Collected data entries
*** Block opens ***

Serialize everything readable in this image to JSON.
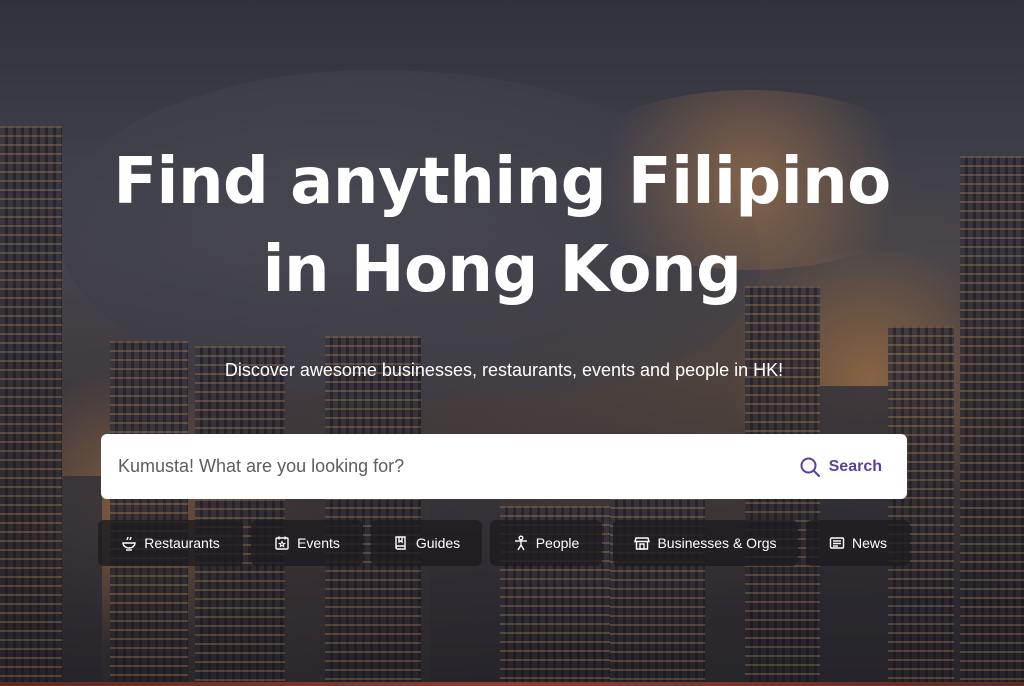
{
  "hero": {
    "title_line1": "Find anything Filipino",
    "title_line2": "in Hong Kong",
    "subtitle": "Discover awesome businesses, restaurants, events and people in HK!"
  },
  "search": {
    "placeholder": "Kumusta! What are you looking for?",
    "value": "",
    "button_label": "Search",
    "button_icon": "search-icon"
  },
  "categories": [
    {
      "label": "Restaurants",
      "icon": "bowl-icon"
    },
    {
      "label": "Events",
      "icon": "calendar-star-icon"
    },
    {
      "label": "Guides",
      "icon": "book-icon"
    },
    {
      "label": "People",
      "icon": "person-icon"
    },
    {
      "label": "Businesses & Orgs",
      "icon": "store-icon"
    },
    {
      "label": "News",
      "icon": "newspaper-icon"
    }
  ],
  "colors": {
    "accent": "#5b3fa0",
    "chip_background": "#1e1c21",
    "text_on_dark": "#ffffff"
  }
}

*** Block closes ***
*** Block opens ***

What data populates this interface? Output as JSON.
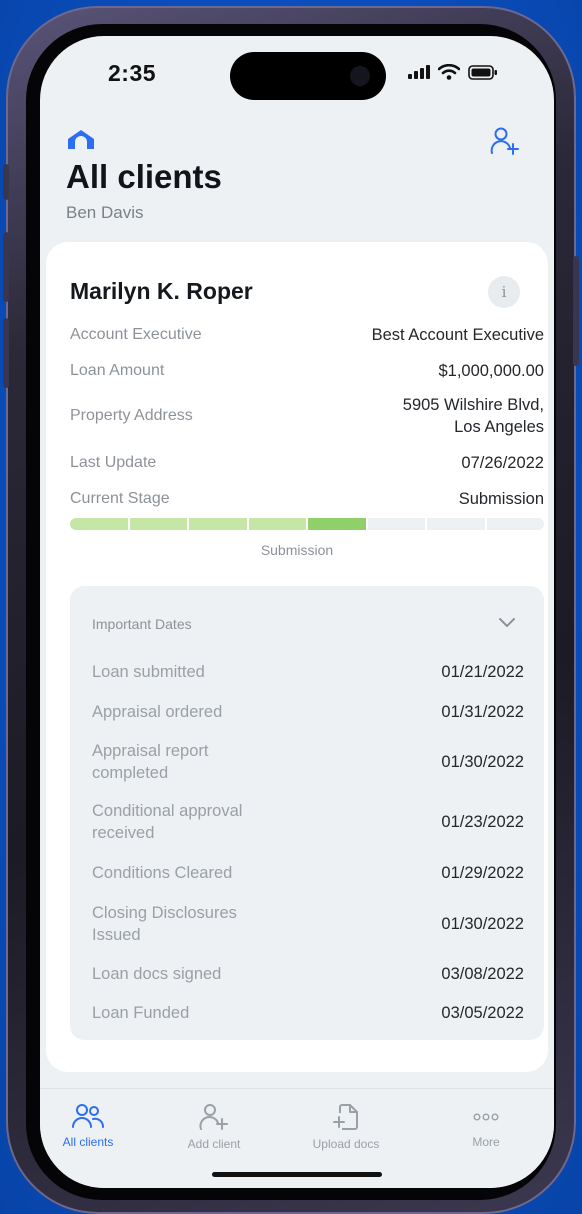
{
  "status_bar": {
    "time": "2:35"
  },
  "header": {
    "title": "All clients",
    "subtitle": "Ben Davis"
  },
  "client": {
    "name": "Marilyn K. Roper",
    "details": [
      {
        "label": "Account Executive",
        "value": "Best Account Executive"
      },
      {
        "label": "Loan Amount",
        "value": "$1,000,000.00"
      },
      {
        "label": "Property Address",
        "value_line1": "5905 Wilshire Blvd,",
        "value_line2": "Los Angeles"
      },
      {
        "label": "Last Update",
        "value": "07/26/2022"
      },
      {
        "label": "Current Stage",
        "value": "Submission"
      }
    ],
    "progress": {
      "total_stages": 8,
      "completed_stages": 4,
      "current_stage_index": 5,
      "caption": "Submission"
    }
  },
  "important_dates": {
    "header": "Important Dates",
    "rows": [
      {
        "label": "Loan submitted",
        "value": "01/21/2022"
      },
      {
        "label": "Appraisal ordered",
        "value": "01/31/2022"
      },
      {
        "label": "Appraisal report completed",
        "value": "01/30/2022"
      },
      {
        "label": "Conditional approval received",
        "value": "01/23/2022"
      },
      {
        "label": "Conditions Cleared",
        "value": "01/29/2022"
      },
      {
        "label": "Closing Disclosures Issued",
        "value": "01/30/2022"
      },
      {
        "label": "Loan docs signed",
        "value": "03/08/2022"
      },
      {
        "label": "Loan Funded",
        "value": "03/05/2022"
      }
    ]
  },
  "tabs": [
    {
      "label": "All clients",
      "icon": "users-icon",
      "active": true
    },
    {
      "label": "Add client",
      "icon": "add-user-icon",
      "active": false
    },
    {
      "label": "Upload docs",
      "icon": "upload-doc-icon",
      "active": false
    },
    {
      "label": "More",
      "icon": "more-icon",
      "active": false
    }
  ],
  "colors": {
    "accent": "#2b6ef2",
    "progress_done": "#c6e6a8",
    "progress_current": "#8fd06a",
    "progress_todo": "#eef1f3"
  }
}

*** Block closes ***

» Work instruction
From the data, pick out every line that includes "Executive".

» Written solution
        "label": "Account Executive",
        "value": "Best Account Executive"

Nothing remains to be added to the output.